Area 3 can be easily accessed from the beach on the western (lefthand) side and from the tip of the sand spit.  Again, be aware of the state of tide, as entry at mid to low water is not recommended due to the extensive areas of shallow water coral and accompanying urchins.

The reef can be followed around to the northeast, although be aware of some tidal driven currents.  The corals in this area are substantially Acropora species, with colourful patches of Porites rus and some unusually large patches of Fungia species.

Resort Sealife Photos

click on image to open and view text

Eight-Banded Butterflyfish (White variant).  Chaetodontidae.  Chaetodon octofasciatus.  All areas very common. Typical of turbid waters.

Panda Butterflyfish.  Chaetodontidae.  Chaetodon adiergastos.  Noted over reef tops, areas 1 and 2. Typical of turbid waters.

Long-Beaked Coralfish.  Chaetodontidae.  Chelmon rostratus.  Frequently noted over reef tops, in pairs.  Area 2.  Typical of turbid waters.

Blue-Ringed Angelfish.  Pomacanthidae. Pomacanthus annularis.  Off the reef edge in area 2.  Typical of turbid waters.

Coral Rabbitfish.  Signaidae.  Siganus corallinus.  Normally noted in pairs over reef in area 1 and 2.

Golden Rabbitfish.  Signaidae.  Siganus guttatus.  Forms schools, including other species, areas 1 and 2.

Barred Rabbitfish.  Signaidae.  Siganus doliatus.  Noted in pairs or small groups.  Area 2.

Small shoal of Barred Rabbitfish.  Signaidae.  Siganus doliatus. 

Scissortail Sergeant.  Pomacentridae.  Abudefduf sexfasciatus.  All areas, small shoals over coral.

Bengal Sergeant.  Pomacentridae.  Abudefduf bengalensis.  All areas.

Small shoal of Indo-Pacific Sergeants.  Pomacentridae.  Abudefduf vaigiensis. All areas.

Blackspot Sergeant.  Pomacentridae.  Abudefduf sordidus.  Noted in shallow waters amongst rocks, between areas 1 and 2.

Black Damsel.  Pomacentridae.  Neoglyphidodon melas.  Area 2.

Staghorn Damsel.  Pomacentridae.  Amblyglyphidodon curacao.  Amongst live coral, particularly Acropora, all areas.

Black-axil Chromis.  Pomacentridae.  Chromis atripectoralis.  In shoals above branching corals, all areas.

Juvenile Blueback Damsel.  Pomacentridae.  Pomacentrus simsiang.  Noted hiding in coral branches, all areas.

Smoky Damsel.  Pomacentridae.  Pomacentrus littoralis.  Reefs close to shore, silt tolerant.  Area 2.

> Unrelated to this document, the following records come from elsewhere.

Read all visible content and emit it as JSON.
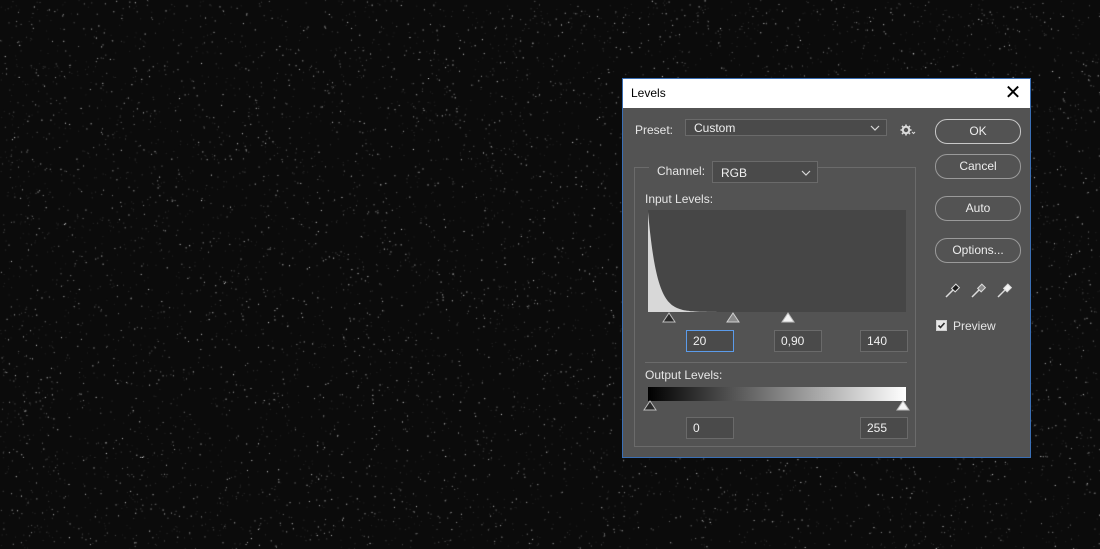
{
  "dialog": {
    "title": "Levels",
    "close_glyph": "✕",
    "preset": {
      "label": "Preset:",
      "value": "Custom"
    },
    "channel": {
      "label": "Channel:",
      "value": "RGB"
    },
    "input_levels": {
      "label": "Input Levels:",
      "black": "20",
      "gamma": "0,90",
      "white": "140"
    },
    "output_levels": {
      "label": "Output Levels:",
      "black": "0",
      "white": "255"
    },
    "buttons": {
      "ok": "OK",
      "cancel": "Cancel",
      "auto": "Auto",
      "options": "Options..."
    },
    "preview": {
      "label": "Preview",
      "checked": true
    }
  },
  "icons": {
    "gear": "gear-menu-icon",
    "eyedroppers": [
      "black-point-eyedropper-icon",
      "gray-point-eyedropper-icon",
      "white-point-eyedropper-icon"
    ]
  },
  "colors": {
    "dialog_bg": "#535353",
    "title_bg": "#ffffff",
    "accent_border": "#3a6fb5",
    "focus_border": "#5b9bea",
    "canvas_bg": "#0b0b0b"
  }
}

Juvenile Threespot Damsel.  Pomacentridae.  Pomacentrus tripunctatus.  Noted all areas hiding amongst corals.

Possibly a juvenile Brackish Damsel.  Pomacentridae.  Pomacentrus taeniometopan.  Nearshore, area 1.


Late stage juvenile Whitetail Damsel.  Pomacentridae.  Pomacentrus ?chrysus.  Area 2.

Pale-spot Damsel. Pomacentridae.  Dischistodus chrysopoecilus.  Area 2.  Possibly a nest guarding male.

Banded Damsel.  Pomacentridae.  Dischistodus fasciatus.  In shallow waters of area 2.

Small shoal of Duskytail Cardinalfish.  Apogonidae.  Taeniamia macropetra.  Noted amongst Acropora in area 3.

Checkered Snapper.  Lutjanidae.  Lutjanus decussatus.  Noted I shallow inshore water, all areas.

Adult Whitestreak Monocle Bream.  Nemipteridae.  Scolopsis ciliata.  Small shoal over reef in area 2.


Probably a juvenile Whitestreak Monocle Bream.  Nemipteridae.  Scolopsis ?ciliata.  Noted over area 2.

Spanish Flag Snapper.  Lutjanidae.  Lutjanus carponotatus. Over coral heads, all areas.

Possibly a Yellowtail Emperor.  Lethrinidae.  Lethrinus ?atkinsoni.  Noted over the top of the reef, areas 1 and 2.

Juvenile of Many-spotted Sweetlips.  Haemulidae.  Plectorhinchus chaetodonoides.  Noted area 2.

Longfin Grouper.  Serranidae.  Epinephelus quoyanus.  Shallow water on rock, all areas.

Spotted Coral Grouper.  Serranidae. Plectropomus maculatus.  Found in silty conditions.  Noted in area 2.

Peacock Grouper.  Serranidae.  Cephalopholis argus.  Noted area 2.

Juvenile of the Barramundi.  Serranidae.  Cromileptes altivelis.  Noted in shallow waters, area 3.